Thailand has been facing increasing international scrutiny as a hub of human trafficking and slave labor. Some of the kingdom’s companies are striving to improve working conditions, especially for the millions of migrant laborers from surrounding countries. VOA Correspondent Steve Herman in Bangkok takes a look at one initiative for children at construction sites
Video

Video In Thailand, Some Efforts to Improve Conditions For Migrant Laborers

Thailand has been facing increasing international scrutiny as a hub of human trafficking and slave labor. Some of the kingdom’s companies are striving to improve working conditions, especially for the millions of migrant laborers from surrounding countries. VOA Correspondent Steve Herman in Bangkok takes a look at one initiative for children at construction sites
Video

Video Public Raises its Voice on Power Plant Pollution

In the United States, proposed rules to cut pollution from the nation’s 600 coal-fired power plants are generating a heated debate. The U.S. Environmental Protection Agency, charged with writing and implementing the plan, has already received 300,000 written comments. As VOA’s Rosanne Skirble reports, another 1,600 people are lining up this week at EPA headquarters and at satellite offices around the country to give their testimony in person.
Video

Video Information War Rages Alongside Real One in Ukraine

The downing of the Malaysian airliner two weeks ago, and allegations that Russians are shelling Ukrainian troops across the border, have moved the information war swirling around the Ukrainian conflict to a new level. VOA's Al Pessin reports from Kyiv.
Video

Video When Fighting Eases, Gazans Line Up at Bakeries

When there is a lull in the conflict in Gaza, residents who have been hunkered down in their apartments rush out to stock up on food and other necessities. Probably the most important destination is the local bakery. VOA’s Scott Bobb reports from Gaza City.
Video

Video China Investigates Powerful Former Security Chief

The public in China is welcoming the Communist Party's decision to investigate one of the country's once most powerful politicians, former domestic security chief Zhou Yongkang. Analysts say the move by President Xi Jinping is not only an effort to win more support for the party, but an essential step to furthering much needed economic reforms and removing those who would stand in the way of change. VOA's Bill Ide has more from Beijing.
Video

Video US-Funded Program Offers Honduran Children Alternative to Illegal Immigration

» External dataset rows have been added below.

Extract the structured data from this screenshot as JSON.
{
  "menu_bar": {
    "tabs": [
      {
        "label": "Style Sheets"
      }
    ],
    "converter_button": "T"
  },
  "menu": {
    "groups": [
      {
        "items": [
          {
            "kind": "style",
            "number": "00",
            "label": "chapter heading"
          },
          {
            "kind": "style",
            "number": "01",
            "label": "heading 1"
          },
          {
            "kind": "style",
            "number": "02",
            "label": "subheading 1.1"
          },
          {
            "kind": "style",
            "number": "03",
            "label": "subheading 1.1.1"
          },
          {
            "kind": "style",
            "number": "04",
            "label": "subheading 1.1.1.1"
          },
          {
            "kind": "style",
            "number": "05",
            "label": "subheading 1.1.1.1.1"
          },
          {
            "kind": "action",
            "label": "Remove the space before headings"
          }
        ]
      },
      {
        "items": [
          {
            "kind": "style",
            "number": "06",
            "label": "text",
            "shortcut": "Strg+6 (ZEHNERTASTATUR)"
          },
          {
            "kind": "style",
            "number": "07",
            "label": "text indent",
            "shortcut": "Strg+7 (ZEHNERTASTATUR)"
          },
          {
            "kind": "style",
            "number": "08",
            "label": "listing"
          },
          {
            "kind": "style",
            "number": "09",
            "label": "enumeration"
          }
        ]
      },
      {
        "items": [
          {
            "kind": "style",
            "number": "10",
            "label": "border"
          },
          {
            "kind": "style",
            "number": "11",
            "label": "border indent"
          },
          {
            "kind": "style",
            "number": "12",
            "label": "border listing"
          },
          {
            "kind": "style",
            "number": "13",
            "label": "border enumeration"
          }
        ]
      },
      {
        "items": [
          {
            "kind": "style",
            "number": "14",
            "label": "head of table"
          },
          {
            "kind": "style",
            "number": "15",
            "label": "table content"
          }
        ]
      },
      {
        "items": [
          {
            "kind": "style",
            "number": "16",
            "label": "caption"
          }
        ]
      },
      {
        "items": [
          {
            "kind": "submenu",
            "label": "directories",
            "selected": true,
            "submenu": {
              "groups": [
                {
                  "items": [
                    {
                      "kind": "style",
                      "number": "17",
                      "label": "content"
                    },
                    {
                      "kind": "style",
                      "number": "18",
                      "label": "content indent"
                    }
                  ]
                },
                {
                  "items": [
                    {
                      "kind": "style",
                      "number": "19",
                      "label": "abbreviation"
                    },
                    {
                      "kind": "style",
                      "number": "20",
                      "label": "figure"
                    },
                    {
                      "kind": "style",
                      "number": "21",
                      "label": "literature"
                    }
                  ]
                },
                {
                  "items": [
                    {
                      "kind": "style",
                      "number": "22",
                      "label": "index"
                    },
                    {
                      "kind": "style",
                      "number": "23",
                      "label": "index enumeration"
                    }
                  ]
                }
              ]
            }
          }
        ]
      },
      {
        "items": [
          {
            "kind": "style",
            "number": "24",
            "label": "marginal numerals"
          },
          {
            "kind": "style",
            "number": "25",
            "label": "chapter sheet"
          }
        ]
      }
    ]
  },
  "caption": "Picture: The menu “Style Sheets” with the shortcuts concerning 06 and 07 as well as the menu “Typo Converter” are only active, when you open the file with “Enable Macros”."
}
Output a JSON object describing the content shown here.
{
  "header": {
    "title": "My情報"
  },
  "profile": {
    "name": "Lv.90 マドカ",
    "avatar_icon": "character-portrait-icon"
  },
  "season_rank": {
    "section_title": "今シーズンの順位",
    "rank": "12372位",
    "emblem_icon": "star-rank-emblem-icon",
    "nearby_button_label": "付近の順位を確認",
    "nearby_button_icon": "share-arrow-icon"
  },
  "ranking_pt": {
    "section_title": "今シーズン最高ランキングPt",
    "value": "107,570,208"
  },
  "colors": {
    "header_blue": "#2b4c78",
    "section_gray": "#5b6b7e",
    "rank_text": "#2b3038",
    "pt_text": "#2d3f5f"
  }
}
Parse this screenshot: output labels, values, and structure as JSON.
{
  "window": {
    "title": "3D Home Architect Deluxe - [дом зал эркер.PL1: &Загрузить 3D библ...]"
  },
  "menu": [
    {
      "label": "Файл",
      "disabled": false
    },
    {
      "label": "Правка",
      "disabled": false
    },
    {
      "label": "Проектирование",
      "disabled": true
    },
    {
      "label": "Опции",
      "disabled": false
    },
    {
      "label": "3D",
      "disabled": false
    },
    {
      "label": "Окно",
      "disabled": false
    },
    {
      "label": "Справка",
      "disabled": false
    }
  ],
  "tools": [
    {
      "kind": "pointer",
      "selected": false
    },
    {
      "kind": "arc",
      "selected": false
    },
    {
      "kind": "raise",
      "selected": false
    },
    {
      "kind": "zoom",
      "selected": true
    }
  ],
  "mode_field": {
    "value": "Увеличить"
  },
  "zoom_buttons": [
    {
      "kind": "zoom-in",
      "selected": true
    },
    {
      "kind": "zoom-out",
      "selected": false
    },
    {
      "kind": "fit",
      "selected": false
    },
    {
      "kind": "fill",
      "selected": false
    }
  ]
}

President Obama and Central American leaders recently agreed to come up with a plan to address poverty and crime in the region that is fueling the surge of young migrants trying to illegally enter the United States. VOA’s Brian Padden looks at one such program in Honduras - funded in part by the United States - which gives street kids not only food and safety but a chance for a better life without, crossing the border.
Video

Video 'Fab Lab' Igniting Revolution in Kenya

The University of Nairobi’s Science and Technology Park is banking on 3-D prototyping to spark a manufacturing revolution in the country. Lenny Ruvaga has more for from Nairobi's so-called “FabLab” for VOA.
Video

Video Immigrant Influx on Texas Border Heats Up Political Debate

Immigrants from Central America continue to cross the U.S.-Mexico border in south Texas, seeking asylum in the United States, as officials grapple with ways to deal with the problem and provide shelter for thousands of minors among the illegal border crossers. As VOA's Greg Flakus reports from Houston, the issue is complicated by internal U.S. politics and U.S. relations with the troubled nations that immigrants are fleeing.

AppleAndroid